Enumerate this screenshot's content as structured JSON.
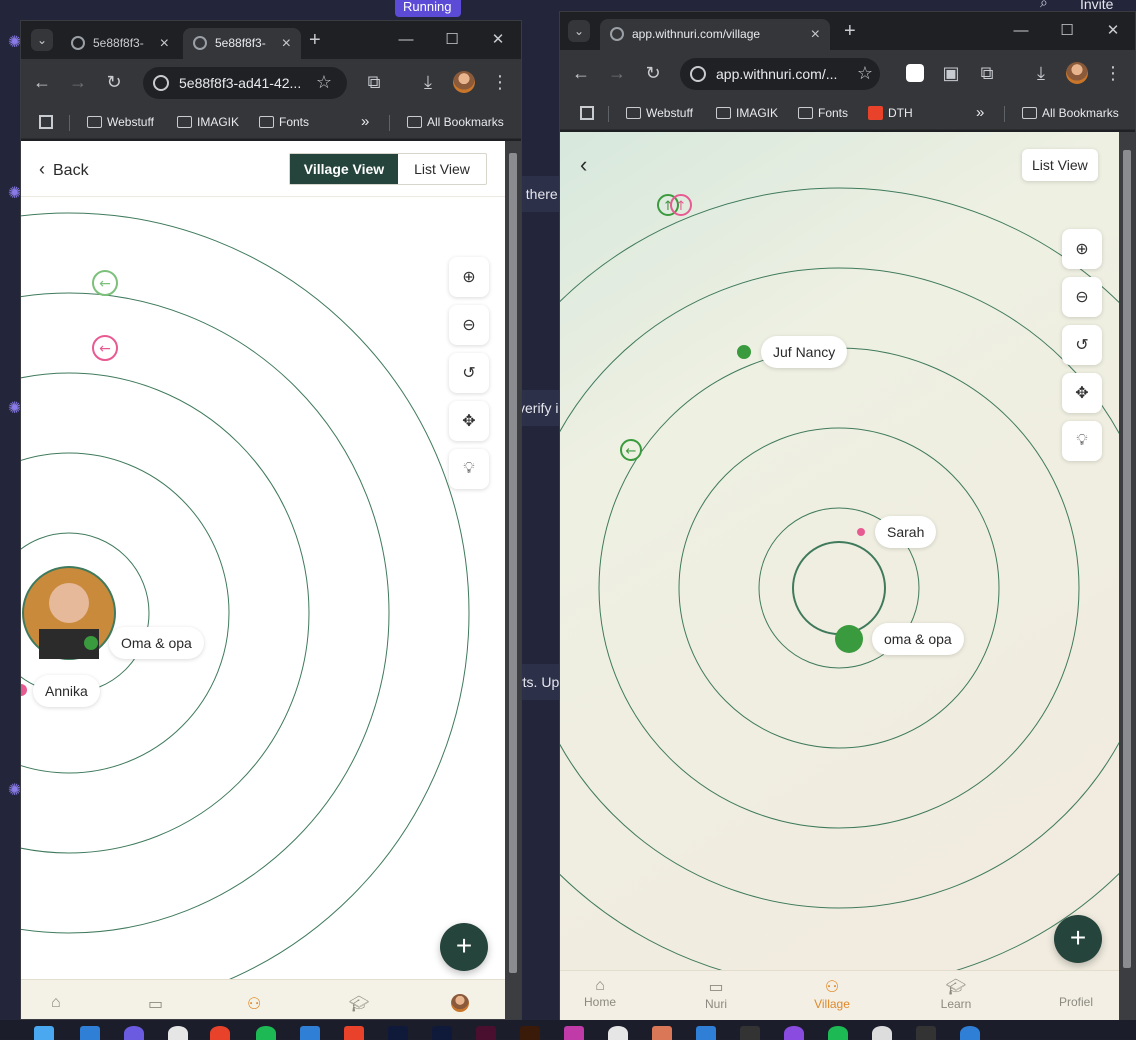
{
  "background_app": {
    "running_label": "Running",
    "invite_label": "Invite",
    "snippets": [
      "t there",
      "verify i",
      "rts. Up"
    ]
  },
  "left_window": {
    "tabs": [
      {
        "label": "5e88f8f3-"
      },
      {
        "label": "5e88f8f3-"
      }
    ],
    "address": "5e88f8f3-ad41-42...",
    "bookmarks": [
      "Webstuff",
      "IMAGIK",
      "Fonts"
    ],
    "all_bookmarks": "All Bookmarks",
    "overflow": "»",
    "app": {
      "back_label": "Back",
      "view_toggle": {
        "active": "Village View",
        "inactive": "List View"
      },
      "labels": {
        "oma_opa": "Oma & opa",
        "annika": "Annika"
      },
      "fab_label": "+"
    }
  },
  "right_window": {
    "tab": {
      "label": "app.withnuri.com/village"
    },
    "address": "app.withnuri.com/...",
    "bookmarks": [
      "Webstuff",
      "IMAGIK",
      "Fonts",
      "DTH"
    ],
    "all_bookmarks": "All Bookmarks",
    "overflow": "»",
    "app": {
      "list_view_label": "List View",
      "labels": {
        "juf_nancy": "Juf Nancy",
        "sarah": "Sarah",
        "oma_opa": "oma & opa"
      },
      "fab_label": "+",
      "nav": [
        "Home",
        "Nuri",
        "Village",
        "Learn",
        "Profiel"
      ],
      "active_nav": "Village"
    }
  },
  "colors": {
    "accent_dark": "#25443b",
    "ring": "#3f7a5c",
    "green_dot": "#3a9a3e",
    "pink": "#e85a92",
    "active_orange": "#e08a2a"
  }
}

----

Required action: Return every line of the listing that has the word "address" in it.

Solution to this task:
    "address": "5e88f8f3-ad41-42...",
    "address": "app.withnuri.com/...",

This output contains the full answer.